- [WHAT YOU ARE ASKED TO DO]
Without changing a character, output all of the records.

- [DATASET EXTRACT]
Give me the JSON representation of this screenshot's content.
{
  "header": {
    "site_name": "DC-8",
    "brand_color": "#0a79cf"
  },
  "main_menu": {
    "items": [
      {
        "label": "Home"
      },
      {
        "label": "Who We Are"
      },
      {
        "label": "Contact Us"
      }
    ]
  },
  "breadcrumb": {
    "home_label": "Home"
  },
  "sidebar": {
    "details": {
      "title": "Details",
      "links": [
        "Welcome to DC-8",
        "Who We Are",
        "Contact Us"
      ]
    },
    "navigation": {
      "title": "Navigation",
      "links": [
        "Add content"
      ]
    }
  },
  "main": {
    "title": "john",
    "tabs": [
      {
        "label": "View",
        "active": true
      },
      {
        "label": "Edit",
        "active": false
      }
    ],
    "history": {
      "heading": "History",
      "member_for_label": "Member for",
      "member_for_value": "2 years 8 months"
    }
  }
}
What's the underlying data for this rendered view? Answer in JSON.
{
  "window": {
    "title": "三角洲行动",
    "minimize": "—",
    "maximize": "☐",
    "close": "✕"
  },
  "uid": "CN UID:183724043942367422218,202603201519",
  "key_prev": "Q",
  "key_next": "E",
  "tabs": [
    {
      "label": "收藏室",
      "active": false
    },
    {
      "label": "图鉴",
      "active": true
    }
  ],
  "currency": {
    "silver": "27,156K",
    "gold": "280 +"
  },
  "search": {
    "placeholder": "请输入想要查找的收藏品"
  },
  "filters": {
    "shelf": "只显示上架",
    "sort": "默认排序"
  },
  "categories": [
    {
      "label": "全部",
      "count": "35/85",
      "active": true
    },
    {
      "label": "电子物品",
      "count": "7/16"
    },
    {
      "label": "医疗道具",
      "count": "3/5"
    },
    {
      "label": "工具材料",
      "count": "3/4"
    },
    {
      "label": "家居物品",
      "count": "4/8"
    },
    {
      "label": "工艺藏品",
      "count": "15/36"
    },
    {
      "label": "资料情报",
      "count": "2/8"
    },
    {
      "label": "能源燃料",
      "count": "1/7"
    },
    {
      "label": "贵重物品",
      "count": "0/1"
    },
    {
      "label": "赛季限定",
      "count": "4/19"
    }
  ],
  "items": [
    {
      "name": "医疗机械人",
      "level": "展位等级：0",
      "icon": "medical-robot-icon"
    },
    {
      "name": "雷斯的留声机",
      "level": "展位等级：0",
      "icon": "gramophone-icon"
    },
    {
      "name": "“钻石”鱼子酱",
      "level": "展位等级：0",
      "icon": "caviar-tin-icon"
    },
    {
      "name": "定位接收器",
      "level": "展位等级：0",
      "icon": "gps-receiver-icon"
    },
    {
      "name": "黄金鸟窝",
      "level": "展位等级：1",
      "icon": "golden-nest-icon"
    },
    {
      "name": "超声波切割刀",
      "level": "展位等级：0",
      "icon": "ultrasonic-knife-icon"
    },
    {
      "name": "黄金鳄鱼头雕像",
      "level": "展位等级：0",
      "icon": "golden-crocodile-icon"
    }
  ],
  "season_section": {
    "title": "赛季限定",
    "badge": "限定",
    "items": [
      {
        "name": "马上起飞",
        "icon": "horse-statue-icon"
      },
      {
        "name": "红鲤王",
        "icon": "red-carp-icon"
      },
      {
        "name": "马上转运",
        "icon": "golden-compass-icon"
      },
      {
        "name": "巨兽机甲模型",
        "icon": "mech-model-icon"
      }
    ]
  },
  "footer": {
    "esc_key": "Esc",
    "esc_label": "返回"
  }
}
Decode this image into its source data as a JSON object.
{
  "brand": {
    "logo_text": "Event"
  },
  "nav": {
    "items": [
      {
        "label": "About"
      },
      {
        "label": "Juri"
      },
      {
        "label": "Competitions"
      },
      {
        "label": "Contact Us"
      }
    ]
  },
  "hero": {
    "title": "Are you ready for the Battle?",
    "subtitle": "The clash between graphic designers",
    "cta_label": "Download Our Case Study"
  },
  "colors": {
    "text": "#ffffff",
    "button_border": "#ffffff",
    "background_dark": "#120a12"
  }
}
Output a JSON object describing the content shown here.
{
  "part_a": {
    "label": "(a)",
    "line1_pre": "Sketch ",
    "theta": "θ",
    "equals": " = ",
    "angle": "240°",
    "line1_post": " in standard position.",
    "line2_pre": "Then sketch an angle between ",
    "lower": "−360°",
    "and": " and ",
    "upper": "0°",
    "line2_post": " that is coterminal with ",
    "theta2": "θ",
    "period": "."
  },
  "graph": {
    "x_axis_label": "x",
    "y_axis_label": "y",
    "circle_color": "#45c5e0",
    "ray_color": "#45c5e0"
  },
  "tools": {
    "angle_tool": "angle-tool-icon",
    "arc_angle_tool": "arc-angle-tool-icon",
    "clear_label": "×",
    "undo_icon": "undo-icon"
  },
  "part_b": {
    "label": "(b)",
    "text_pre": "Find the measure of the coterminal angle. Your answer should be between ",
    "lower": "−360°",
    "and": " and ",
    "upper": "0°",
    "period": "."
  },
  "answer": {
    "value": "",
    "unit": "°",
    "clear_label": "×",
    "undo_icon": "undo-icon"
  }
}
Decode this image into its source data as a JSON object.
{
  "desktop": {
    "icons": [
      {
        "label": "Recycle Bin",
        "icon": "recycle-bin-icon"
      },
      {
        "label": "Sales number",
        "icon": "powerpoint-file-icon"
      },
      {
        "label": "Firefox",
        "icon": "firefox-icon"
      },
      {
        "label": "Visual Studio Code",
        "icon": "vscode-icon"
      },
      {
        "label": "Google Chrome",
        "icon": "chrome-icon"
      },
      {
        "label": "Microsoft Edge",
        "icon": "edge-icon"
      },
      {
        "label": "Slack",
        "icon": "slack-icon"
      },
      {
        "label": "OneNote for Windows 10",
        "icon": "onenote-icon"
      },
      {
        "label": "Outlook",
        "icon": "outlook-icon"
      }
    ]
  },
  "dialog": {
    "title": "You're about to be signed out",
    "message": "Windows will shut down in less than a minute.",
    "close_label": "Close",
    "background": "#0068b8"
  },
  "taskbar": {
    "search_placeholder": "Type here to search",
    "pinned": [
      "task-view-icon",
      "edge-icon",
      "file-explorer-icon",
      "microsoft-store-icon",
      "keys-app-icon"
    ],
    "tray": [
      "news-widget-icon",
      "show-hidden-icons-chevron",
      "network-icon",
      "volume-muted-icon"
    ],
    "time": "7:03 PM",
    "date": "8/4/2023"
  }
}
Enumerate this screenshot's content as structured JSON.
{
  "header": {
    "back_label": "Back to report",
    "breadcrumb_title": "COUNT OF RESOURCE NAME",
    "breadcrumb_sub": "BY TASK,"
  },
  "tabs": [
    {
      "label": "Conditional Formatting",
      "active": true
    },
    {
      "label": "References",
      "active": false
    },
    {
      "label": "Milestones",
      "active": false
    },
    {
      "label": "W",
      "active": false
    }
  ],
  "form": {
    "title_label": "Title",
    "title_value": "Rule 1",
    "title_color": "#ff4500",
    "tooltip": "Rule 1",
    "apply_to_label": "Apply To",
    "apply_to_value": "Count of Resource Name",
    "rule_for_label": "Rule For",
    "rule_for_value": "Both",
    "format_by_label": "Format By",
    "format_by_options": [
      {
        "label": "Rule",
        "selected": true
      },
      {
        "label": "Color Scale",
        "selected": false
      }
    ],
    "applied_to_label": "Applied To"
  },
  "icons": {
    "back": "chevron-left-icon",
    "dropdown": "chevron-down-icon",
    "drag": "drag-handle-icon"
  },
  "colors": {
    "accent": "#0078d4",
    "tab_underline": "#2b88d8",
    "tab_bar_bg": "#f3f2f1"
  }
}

- [OUTPUT FOR THIS EXERCISE]
Give me the JSON representation of this screenshot's content.
{
  "header": {
    "site_name": "DC-8",
    "brand_color": "#0a79cf"
  },
  "main_menu": {
    "items": [
      {
        "label": "Home"
      },
      {
        "label": "Who We Are"
      },
      {
        "label": "Contact Us"
      }
    ]
  },
  "breadcrumb": {
    "home_label": "Home"
  },
  "sidebar": {
    "details": {
      "title": "Details",
      "links": [
        "Welcome to DC-8",
        "Who We Are",
        "Contact Us"
      ]
    },
    "navigation": {
      "title": "Navigation",
      "links": [
        "Add content"
      ]
    }
  },
  "main": {
    "title": "john",
    "tabs": [
      {
        "label": "View",
        "active": true
      },
      {
        "label": "Edit",
        "active": false
      }
    ],
    "history": {
      "heading": "History",
      "member_for_label": "Member for",
      "member_for_value": "2 years 8 months"
    }
  }
}
What's the underlying data for this rendered view? Answer in JSON.
{
  "window": {
    "title": "三角洲行动",
    "minimize": "—",
    "maximize": "☐",
    "close": "✕"
  },
  "uid": "CN UID:183724043942367422218,202603201519",
  "key_prev": "Q",
  "key_next": "E",
  "tabs": [
    {
      "label": "收藏室",
      "active": false
    },
    {
      "label": "图鉴",
      "active": true
    }
  ],
  "currency": {
    "silver": "27,156K",
    "gold": "280 +"
  },
  "search": {
    "placeholder": "请输入想要查找的收藏品"
  },
  "filters": {
    "shelf": "只显示上架",
    "sort": "默认排序"
  },
  "categories": [
    {
      "label": "全部",
      "count": "35/85",
      "active": true
    },
    {
      "label": "电子物品",
      "count": "7/16"
    },
    {
      "label": "医疗道具",
      "count": "3/5"
    },
    {
      "label": "工具材料",
      "count": "3/4"
    },
    {
      "label": "家居物品",
      "count": "4/8"
    },
    {
      "label": "工艺藏品",
      "count": "15/36"
    },
    {
      "label": "资料情报",
      "count": "2/8"
    },
    {
      "label": "能源燃料",
      "count": "1/7"
    },
    {
      "label": "贵重物品",
      "count": "0/1"
    },
    {
      "label": "赛季限定",
      "count": "4/19"
    }
  ],
  "items": [
    {
      "name": "医疗机械人",
      "level": "展位等级：0",
      "icon": "medical-robot-icon"
    },
    {
      "name": "雷斯的留声机",
      "level": "展位等级：0",
      "icon": "gramophone-icon"
    },
    {
      "name": "“钻石”鱼子酱",
      "level": "展位等级：0",
      "icon": "caviar-tin-icon"
    },
    {
      "name": "定位接收器",
      "level": "展位等级：0",
      "icon": "gps-receiver-icon"
    },
    {
      "name": "黄金鸟窝",
      "level": "展位等级：1",
      "icon": "golden-nest-icon"
    },
    {
      "name": "超声波切割刀",
      "level": "展位等级：0",
      "icon": "ultrasonic-knife-icon"
    },
    {
      "name": "黄金鳄鱼头雕像",
      "level": "展位等级：0",
      "icon": "golden-crocodile-icon"
    }
  ],
  "season_section": {
    "title": "赛季限定",
    "badge": "限定",
    "items": [
      {
        "name": "马上起飞",
        "icon": "horse-statue-icon"
      },
      {
        "name": "红鲤王",
        "icon": "red-carp-icon"
      },
      {
        "name": "马上转运",
        "icon": "golden-compass-icon"
      },
      {
        "name": "巨兽机甲模型",
        "icon": "mech-model-icon"
      }
    ]
  },
  "footer": {
    "esc_key": "Esc",
    "esc_label": "返回"
  }
}
Decode this image into its source data as a JSON object.
{
  "brand": {
    "logo_text": "Event"
  },
  "nav": {
    "items": [
      {
        "label": "About"
      },
      {
        "label": "Juri"
      },
      {
        "label": "Competitions"
      },
      {
        "label": "Contact Us"
      }
    ]
  },
  "hero": {
    "title": "Are you ready for the Battle?",
    "subtitle": "The clash between graphic designers",
    "cta_label": "Download Our Case Study"
  },
  "colors": {
    "text": "#ffffff",
    "button_border": "#ffffff",
    "background_dark": "#120a12"
  }
}
Output a JSON object describing the content shown here.
{
  "part_a": {
    "label": "(a)",
    "line1_pre": "Sketch ",
    "theta": "θ",
    "equals": " = ",
    "angle": "240°",
    "line1_post": " in standard position.",
    "line2_pre": "Then sketch an angle between ",
    "lower": "−360°",
    "and": " and ",
    "upper": "0°",
    "line2_post": " that is coterminal with ",
    "theta2": "θ",
    "period": "."
  },
  "graph": {
    "x_axis_label": "x",
    "y_axis_label": "y",
    "circle_color": "#45c5e0",
    "ray_color": "#45c5e0"
  },
  "tools": {
    "angle_tool": "angle-tool-icon",
    "arc_angle_tool": "arc-angle-tool-icon",
    "clear_label": "×",
    "undo_icon": "undo-icon"
  },
  "part_b": {
    "label": "(b)",
    "text_pre": "Find the measure of the coterminal angle. Your answer should be between ",
    "lower": "−360°",
    "and": " and ",
    "upper": "0°",
    "period": "."
  },
  "answer": {
    "value": "",
    "unit": "°",
    "clear_label": "×",
    "undo_icon": "undo-icon"
  }
}
Decode this image into its source data as a JSON object.
{
  "desktop": {
    "icons": [
      {
        "label": "Recycle Bin",
        "icon": "recycle-bin-icon"
      },
      {
        "label": "Sales number",
        "icon": "powerpoint-file-icon"
      },
      {
        "label": "Firefox",
        "icon": "firefox-icon"
      },
      {
        "label": "Visual Studio Code",
        "icon": "vscode-icon"
      },
      {
        "label": "Google Chrome",
        "icon": "chrome-icon"
      },
      {
        "label": "Microsoft Edge",
        "icon": "edge-icon"
      },
      {
        "label": "Slack",
        "icon": "slack-icon"
      },
      {
        "label": "OneNote for Windows 10",
        "icon": "onenote-icon"
      },
      {
        "label": "Outlook",
        "icon": "outlook-icon"
      }
    ]
  },
  "dialog": {
    "title": "You're about to be signed out",
    "message": "Windows will shut down in less than a minute.",
    "close_label": "Close",
    "background": "#0068b8"
  },
  "taskbar": {
    "search_placeholder": "Type here to search",
    "pinned": [
      "task-view-icon",
      "edge-icon",
      "file-explorer-icon",
      "microsoft-store-icon",
      "keys-app-icon"
    ],
    "tray": [
      "news-widget-icon",
      "show-hidden-icons-chevron",
      "network-icon",
      "volume-muted-icon"
    ],
    "time": "7:03 PM",
    "date": "8/4/2023"
  }
}
Enumerate this screenshot's content as structured JSON.
{
  "header": {
    "back_label": "Back to report",
    "breadcrumb_title": "COUNT OF RESOURCE NAME",
    "breadcrumb_sub": "BY TASK,"
  },
  "tabs": [
    {
      "label": "Conditional Formatting",
      "active": true
    },
    {
      "label": "References",
      "active": false
    },
    {
      "label": "Milestones",
      "active": false
    },
    {
      "label": "W",
      "active": false
    }
  ],
  "form": {
    "title_label": "Title",
    "title_value": "Rule 1",
    "title_color": "#ff4500",
    "tooltip": "Rule 1",
    "apply_to_label": "Apply To",
    "apply_to_value": "Count of Resource Name",
    "rule_for_label": "Rule For",
    "rule_for_value": "Both",
    "format_by_label": "Format By",
    "format_by_options": [
      {
        "label": "Rule",
        "selected": true
      },
      {
        "label": "Color Scale",
        "selected": false
      }
    ],
    "applied_to_label": "Applied To"
  },
  "icons": {
    "back": "chevron-left-icon",
    "dropdown": "chevron-down-icon",
    "drag": "drag-handle-icon"
  },
  "colors": {
    "accent": "#0078d4",
    "tab_underline": "#2b88d8",
    "tab_bar_bg": "#f3f2f1"
  }
}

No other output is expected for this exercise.